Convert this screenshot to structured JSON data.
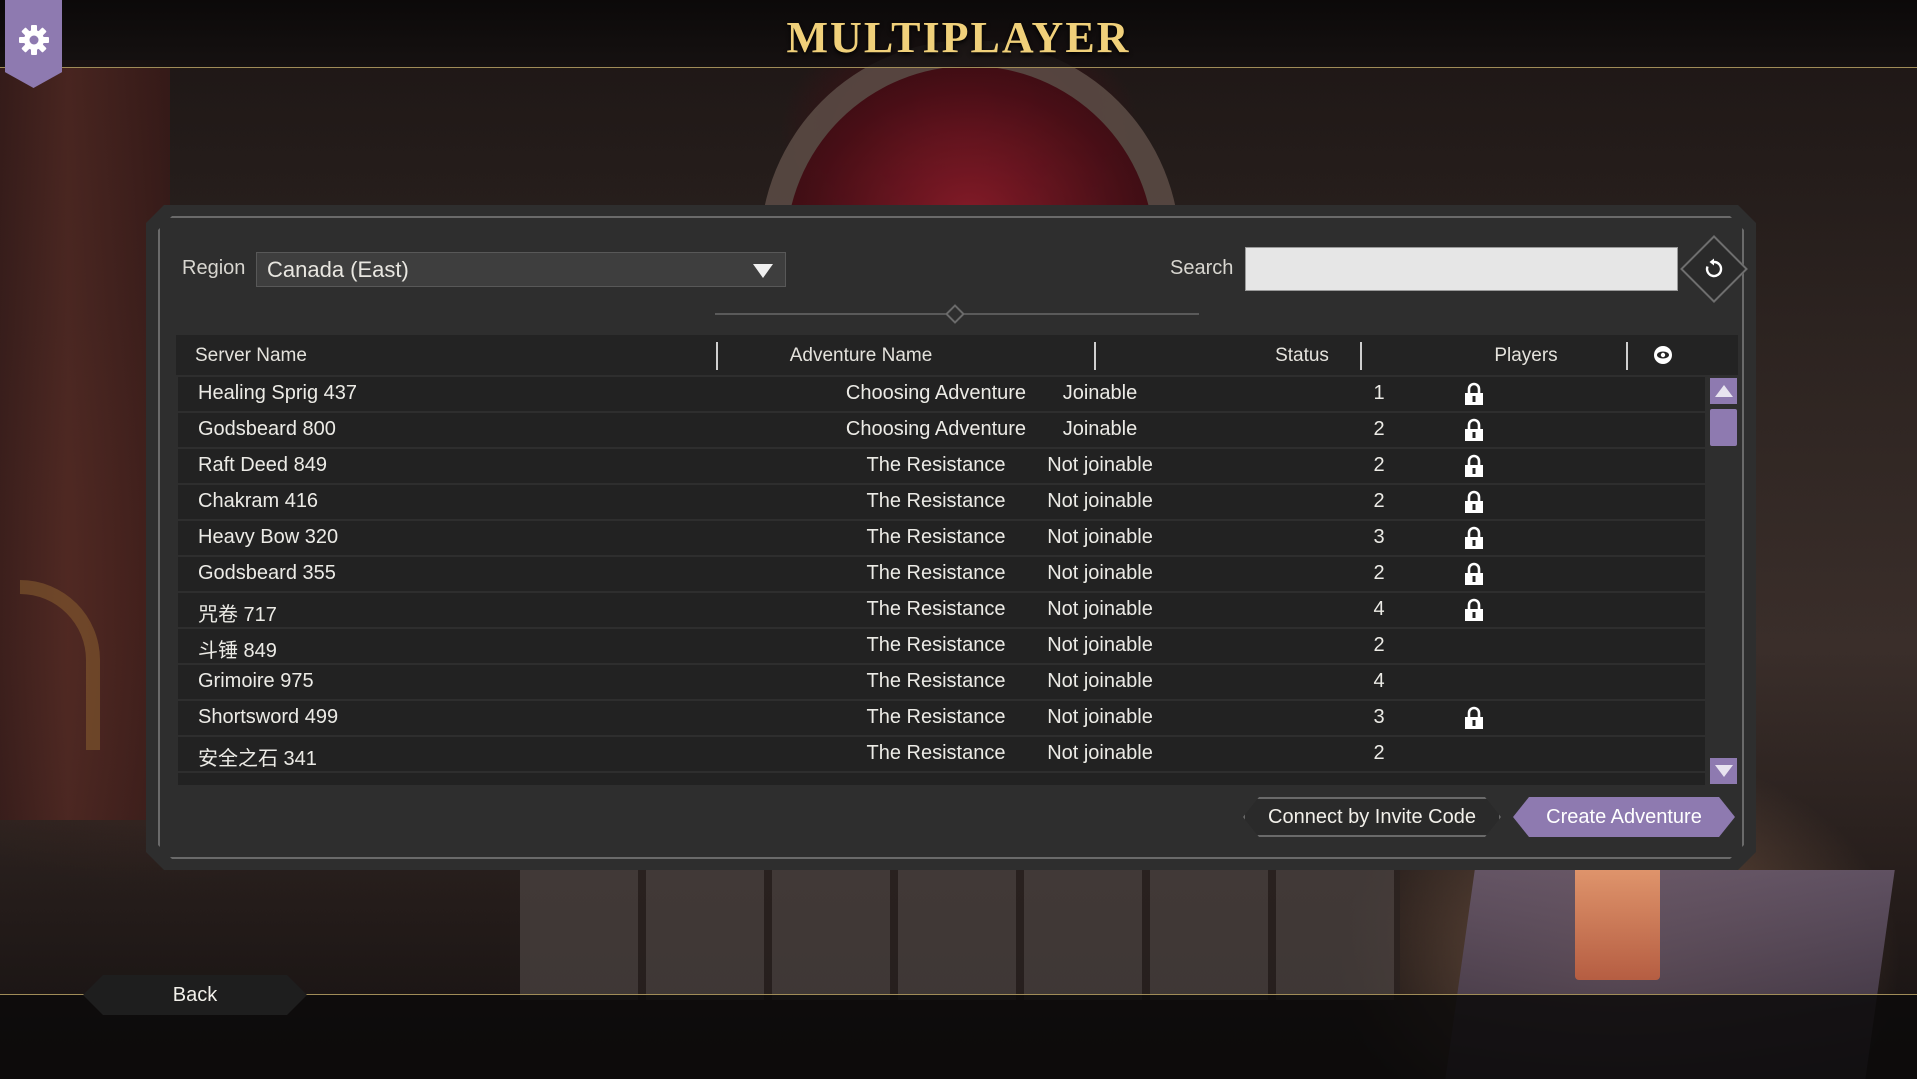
{
  "page": {
    "title": "MULTIPLAYER"
  },
  "filters": {
    "region_label": "Region",
    "region_value": "Canada (East)",
    "search_label": "Search",
    "search_value": ""
  },
  "table": {
    "columns": [
      "Server Name",
      "Adventure Name",
      "Status",
      "Players"
    ],
    "rows": [
      {
        "server": "Healing Sprig 437",
        "adventure": "Choosing Adventure",
        "status": "Joinable",
        "players": "1",
        "locked": true
      },
      {
        "server": "Godsbeard 800",
        "adventure": "Choosing Adventure",
        "status": "Joinable",
        "players": "2",
        "locked": true
      },
      {
        "server": "Raft Deed 849",
        "adventure": "The Resistance",
        "status": "Not joinable",
        "players": "2",
        "locked": true
      },
      {
        "server": "Chakram 416",
        "adventure": "The Resistance",
        "status": "Not joinable",
        "players": "2",
        "locked": true
      },
      {
        "server": "Heavy Bow 320",
        "adventure": "The Resistance",
        "status": "Not joinable",
        "players": "3",
        "locked": true
      },
      {
        "server": "Godsbeard 355",
        "adventure": "The Resistance",
        "status": "Not joinable",
        "players": "2",
        "locked": true
      },
      {
        "server": "咒卷 717",
        "adventure": "The Resistance",
        "status": "Not joinable",
        "players": "4",
        "locked": true
      },
      {
        "server": "斗锤 849",
        "adventure": "The Resistance",
        "status": "Not joinable",
        "players": "2",
        "locked": false
      },
      {
        "server": "Grimoire 975",
        "adventure": "The Resistance",
        "status": "Not joinable",
        "players": "4",
        "locked": false
      },
      {
        "server": "Shortsword 499",
        "adventure": "The Resistance",
        "status": "Not joinable",
        "players": "3",
        "locked": true
      },
      {
        "server": "安全之石 341",
        "adventure": "The Resistance",
        "status": "Not joinable",
        "players": "2",
        "locked": false
      }
    ]
  },
  "actions": {
    "invite_label": "Connect by Invite Code",
    "create_label": "Create Adventure",
    "back_label": "Back"
  },
  "icons": {
    "settings": "gear-icon",
    "refresh": "refresh-icon",
    "visibility": "eye-icon",
    "lock": "lock-icon",
    "region_caret": "chevron-down-icon"
  },
  "colors": {
    "accent_purple": "#8e7ab0",
    "title_gold": "#f0d07a",
    "panel_bg": "#2e2e2e",
    "row_bg": "#222222"
  }
}
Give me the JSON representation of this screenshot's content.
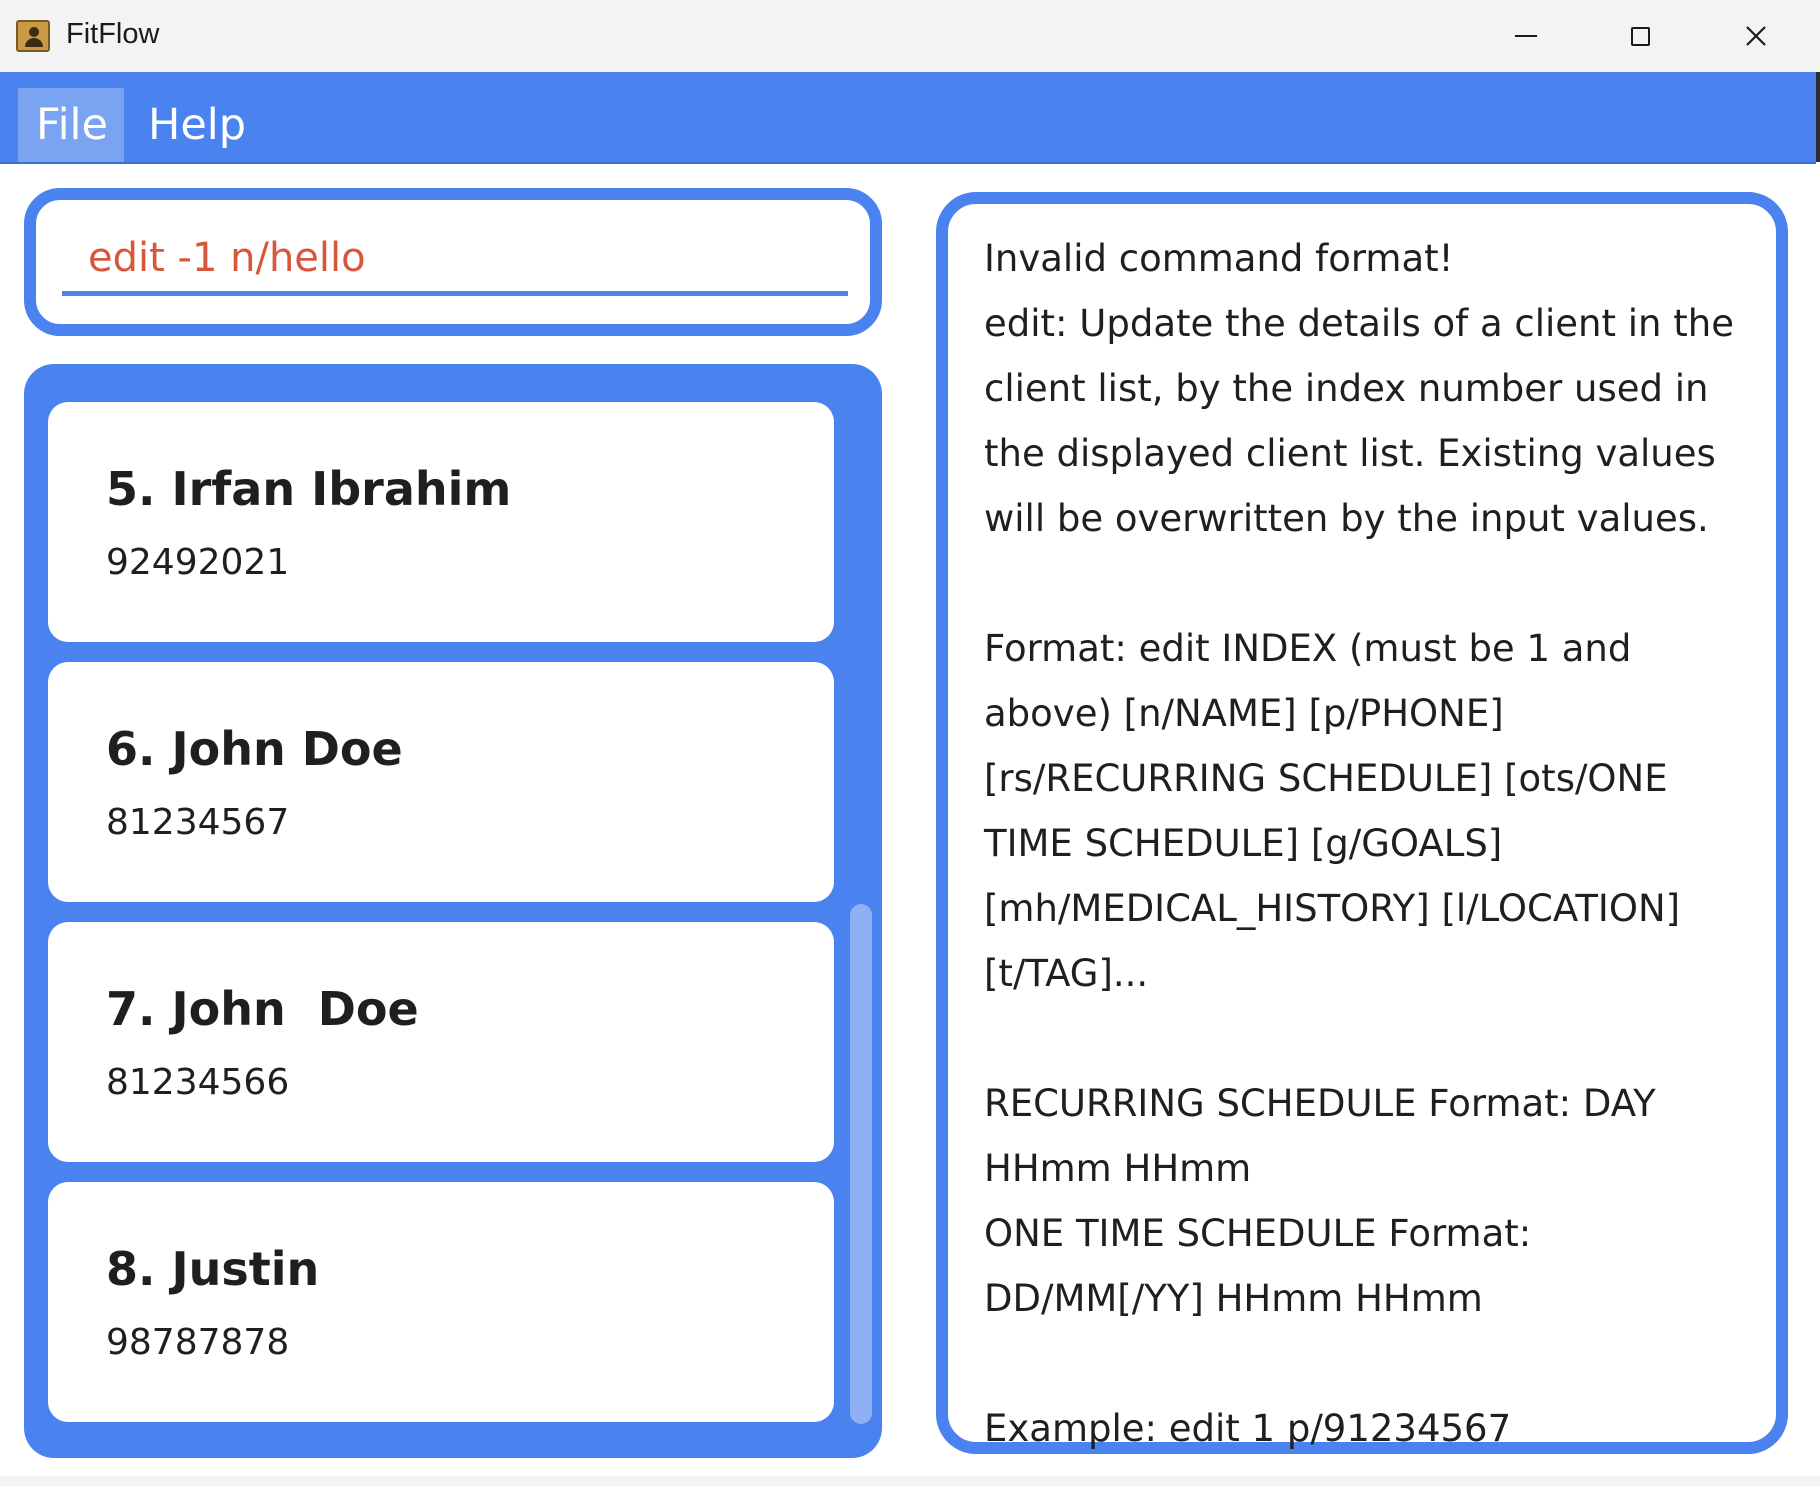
{
  "window": {
    "title": "FitFlow"
  },
  "menu": {
    "file": "File",
    "help": "Help"
  },
  "command": {
    "value": "edit -1 n/hello"
  },
  "clients": [
    {
      "name": "5. Irfan Ibrahim",
      "phone": "92492021"
    },
    {
      "name": "6. John Doe",
      "phone": "81234567"
    },
    {
      "name": "7. John  Doe",
      "phone": "81234566"
    },
    {
      "name": "8. Justin",
      "phone": "98787878"
    }
  ],
  "result": {
    "text": "Invalid command format!\nedit: Update the details of a client in the client list, by the index number used in the displayed client list. Existing values will be overwritten by the input values.\n\nFormat: edit INDEX (must be 1 and above) [n/NAME] [p/PHONE] [rs/RECURRING SCHEDULE] [ots/ONE TIME SCHEDULE] [g/GOALS][mh/MEDICAL_HISTORY] [l/LOCATION] [t/TAG]...\n\nRECURRING SCHEDULE Format: DAY HHmm HHmm\nONE TIME SCHEDULE Format: DD/MM[/YY] HHmm HHmm\n\nExample: edit 1 p/91234567"
  },
  "colors": {
    "accent": "#4a82ef",
    "menu_selected": "#7aa3f2",
    "error_text": "#d8563a"
  }
}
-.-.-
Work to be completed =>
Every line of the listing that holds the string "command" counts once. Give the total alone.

Task response =>
2